Featured on The Book Show on Sky Arts on 15 March 2012.
For too long non-believers have faced a stark choice between either swallowing peculiar doctrines or doing away with consoling and beautiful rituals and ideas. At last Alain de Botton has fashioned a far more interesting and truly helpful alternative.
The boring debate between fundamentalist believers and non-believers is finally moved on by Alain de Botton's inspiring new book, which boldly argues that the supernatural claims of religion are of course entirely false - and yet that religions still have important things to teach the secular world. Rather than mocking religions, agnostics and atheists should instead steal from them - because they're packed with good ideas on how we live and arrange our societies. Blending deep respect with total impiety, de Botton (a non-believer) proposes that we should look to religions for insights into how to build a sense of community, make our relationships last, get more out of art, overcome feelings of envy and inadequacy, and much more.
Publication date: 26/01/2012
Publisher: Hamish Hamilton Ltd an imprint of Penguin Books Ltd
|Publication date:||26th January 2012|
|Author:||Alain de Botton|
|Publisher:||Hamish Hamilton Ltd an imprint of Penguin Books Ltd|
|Genres:||The Real World,|

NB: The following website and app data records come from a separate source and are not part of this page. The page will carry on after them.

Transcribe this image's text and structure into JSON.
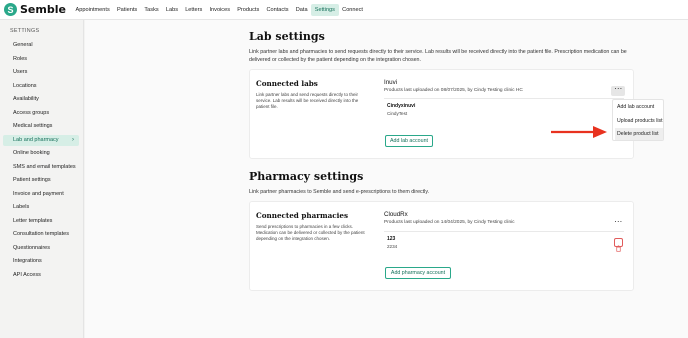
{
  "app": {
    "logo_mark": "S",
    "name": "Semble"
  },
  "topnav": {
    "items": [
      {
        "label": "Appointments",
        "active": false
      },
      {
        "label": "Patients",
        "active": false
      },
      {
        "label": "Tasks",
        "active": false
      },
      {
        "label": "Labs",
        "active": false
      },
      {
        "label": "Letters",
        "active": false
      },
      {
        "label": "Invoices",
        "active": false
      },
      {
        "label": "Products",
        "active": false
      },
      {
        "label": "Contacts",
        "active": false
      },
      {
        "label": "Data",
        "active": false
      },
      {
        "label": "Settings",
        "active": true
      },
      {
        "label": "Connect",
        "active": false
      }
    ]
  },
  "sidebar": {
    "heading": "SETTINGS",
    "items": [
      {
        "label": "General"
      },
      {
        "label": "Roles"
      },
      {
        "label": "Users"
      },
      {
        "label": "Locations"
      },
      {
        "label": "Availability"
      },
      {
        "label": "Access groups"
      },
      {
        "label": "Medical settings"
      },
      {
        "label": "Lab and pharmacy",
        "active": true,
        "chevron": "›"
      },
      {
        "label": "Online booking"
      },
      {
        "label": "SMS and email templates"
      },
      {
        "label": "Patient settings"
      },
      {
        "label": "Invoice and payment"
      },
      {
        "label": "Labels"
      },
      {
        "label": "Letter templates"
      },
      {
        "label": "Consultation templates"
      },
      {
        "label": "Questionnaires"
      },
      {
        "label": "Integrations"
      },
      {
        "label": "API Access"
      }
    ]
  },
  "lab_settings": {
    "title": "Lab settings",
    "description_1": "Link partner labs and pharmacies to send requests directly to their service. Lab results will be received directly into the patient file. Prescription medication can be",
    "description_2": "delivered or collected by the patient depending on the integration chosen.",
    "card": {
      "title": "Connected labs",
      "desc_1": "Link partner labs and send requests directly to their",
      "desc_2": "service. Lab results will be received directly into the",
      "desc_3": "patient file.",
      "provider_name": "Inuvi",
      "provider_sub": "Products last uploaded on 08/07/2025, by Cindy Testing clinic HC",
      "account_name": "Cindyxinuvi",
      "account_sub": "CindyTest",
      "add_button": "Add lab account",
      "more_icon": "⋯"
    },
    "menu": {
      "items": [
        "Add lab account",
        "Upload products list",
        "Delete product list"
      ]
    }
  },
  "pharmacy_settings": {
    "title": "Pharmacy settings",
    "description": "Link partner pharmacies to Semble and send e-prescriptions to them directly.",
    "card": {
      "title": "Connected pharmacies",
      "desc_1": "Send prescriptions to pharmacies in a few clicks.",
      "desc_2": "Medication can be delivered or collected by the patient",
      "desc_3": "depending on the integration chosen.",
      "provider_name": "CloudRx",
      "provider_sub": "Products last uploaded on 14/04/2025, by Cindy Testing clinic",
      "account_name": "123",
      "account_sub": "2234",
      "add_button": "Add pharmacy account",
      "more_icon": "⋯"
    }
  },
  "colors": {
    "accent": "#2aa88a",
    "accent_bg": "#d6eee6",
    "danger": "#e15b5b",
    "annotation_arrow": "#e8321f"
  }
}
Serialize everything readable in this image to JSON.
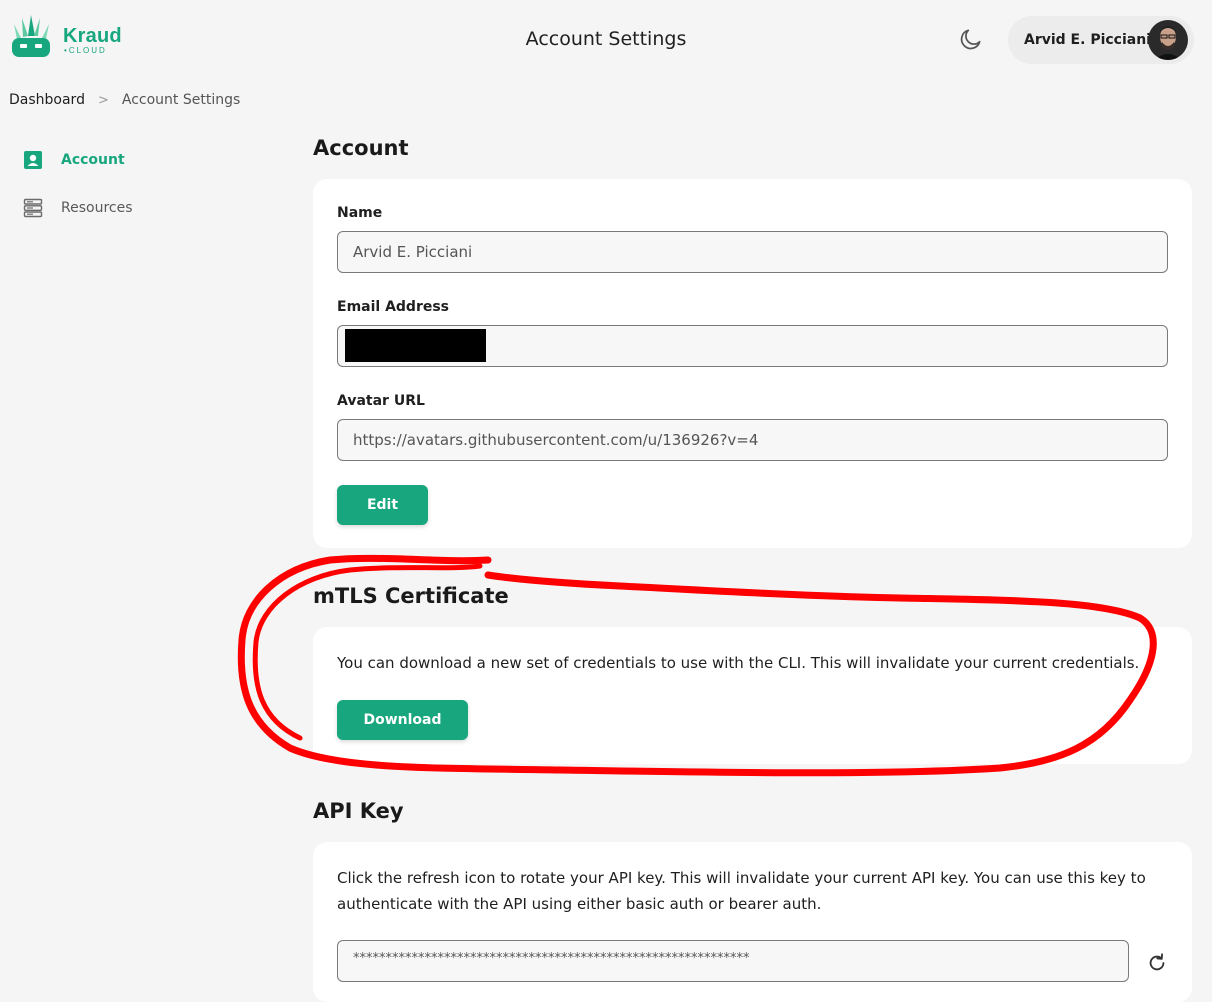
{
  "brand": {
    "name": "Kraud",
    "sub": "CLOUD"
  },
  "header": {
    "title": "Account Settings",
    "user_name": "Arvid E. Picciani"
  },
  "breadcrumb": {
    "home": "Dashboard",
    "separator": ">",
    "current": "Account Settings"
  },
  "sidebar": {
    "items": [
      {
        "label": "Account",
        "icon": "account-icon",
        "active": true
      },
      {
        "label": "Resources",
        "icon": "server-icon",
        "active": false
      }
    ]
  },
  "account": {
    "title": "Account",
    "name_label": "Name",
    "name_value": "Arvid E. Picciani",
    "email_label": "Email Address",
    "email_value": "",
    "avatar_label": "Avatar URL",
    "avatar_value": "https://avatars.githubusercontent.com/u/136926?v=4",
    "edit_label": "Edit"
  },
  "mtls": {
    "title": "mTLS Certificate",
    "description": "You can download a new set of credentials to use with the CLI. This will invalidate your current credentials.",
    "download_label": "Download"
  },
  "apikey": {
    "title": "API Key",
    "description": "Click the refresh icon to rotate your API key. This will invalidate your current API key. You can use this key to authenticate with the API using either basic auth or bearer auth.",
    "value": "*************************************************************"
  },
  "colors": {
    "accent": "#17a67e",
    "annotation": "#ff0000",
    "background": "#f5f5f5"
  }
}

Alain de Botton was born in Zurich, Switzerland in 1969 and now lives in London. He is a writer of essayistic books, which refer both to his own experiences and ideas- and those of artists, philosophers and thinkers. It's a style of writing that has been termed a 'philosophy of everyday life.' His first book, Essays in Love [titled On Love in the US], minutely analysed the process of falling in and out of love. The style of the book was unusual, because it mixed elements of a novel together with reflections and analyses normally found in a piece ...More About Alain de Botton